The campaign is gaining pace as a House of Commons vote on the Daylight Saving Bill is due to take place on January 20.

A previous story in the Evening News has created a strong response from readers, with views and comments on both sides.

Tony and Sue Aspinall, of Sheepdyke Lane, Hunmanby, said: “Yes, yes, yes! The clock says 4pm, pitch black, and your body says 5pm.

“Put the clock forward and the world and my dogs will be content again!”

Mr R. Bedford, of Scalby Road, is also in favour of the change. He said: “Denmark and Norway do not have a problem. Scottish friends tell me it would not make a huge difference – and think of their spring and summer advantages.”

Miss R. Brophy, of Bar Street, said: “It would be super to alter the balance of light towards the end of the day.

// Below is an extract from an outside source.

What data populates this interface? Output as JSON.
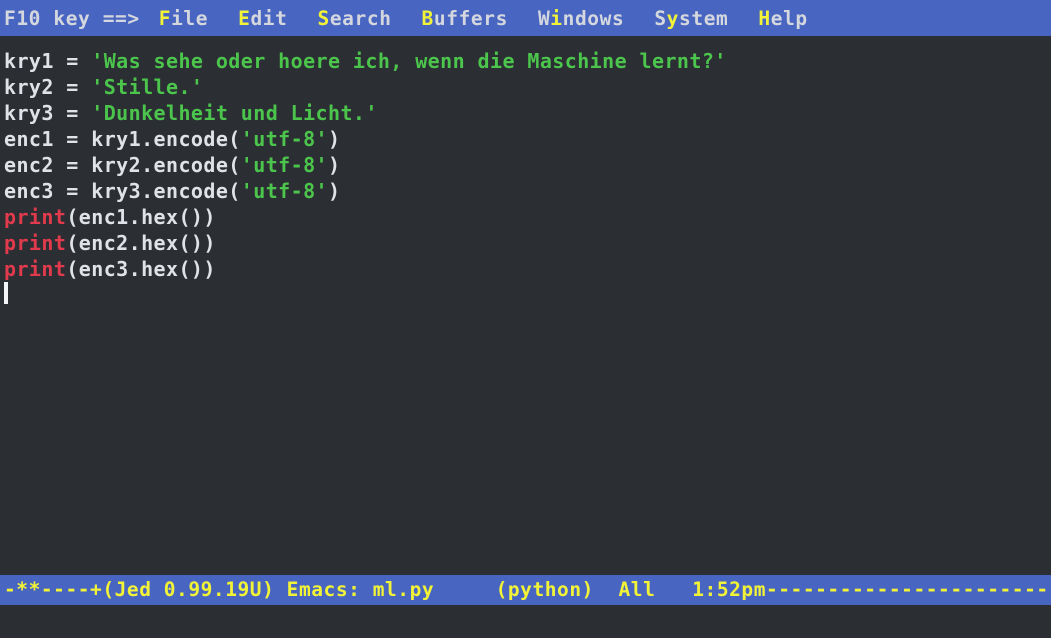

“I find the winter is so depressing because of early darkness.”

Henry Reveley, of Forest Road, Pickering, added: “It is a good idea as a safety aspect and electric saving.

“As it is now we have early morning daylight in summer when most people are in bed.

“That daylight in the evening would be beneficial to sports like cricket and bowls.”

However, a number of readers oppose the move, citing reasons such as safety and the fact it was tried before and abandoned.

Mrs B Martin, of Highfield, said: “No! Leave the clocks alone. It was a disaster for the North and Scotland when it was tried years ago.”

Harold Barker, of Westbourne Park, said: “This idea was imposed in the Second World War to save fuel. It was quickly rescinded when hostilities ceased. Do our masters never look back in history?”

Pam Mawson, of Dovecot Close, Gristhorpe, added: “Whoever supports this has no imagination. Mornings will be much more hazardous for those setting off early. Can’t you enjoy yourselves with your lights on?”

R Walker, of Osgodby Grove, said: “As a fisherman I certainly don’t want darker mornings. Also my friends in the building trade don’t.”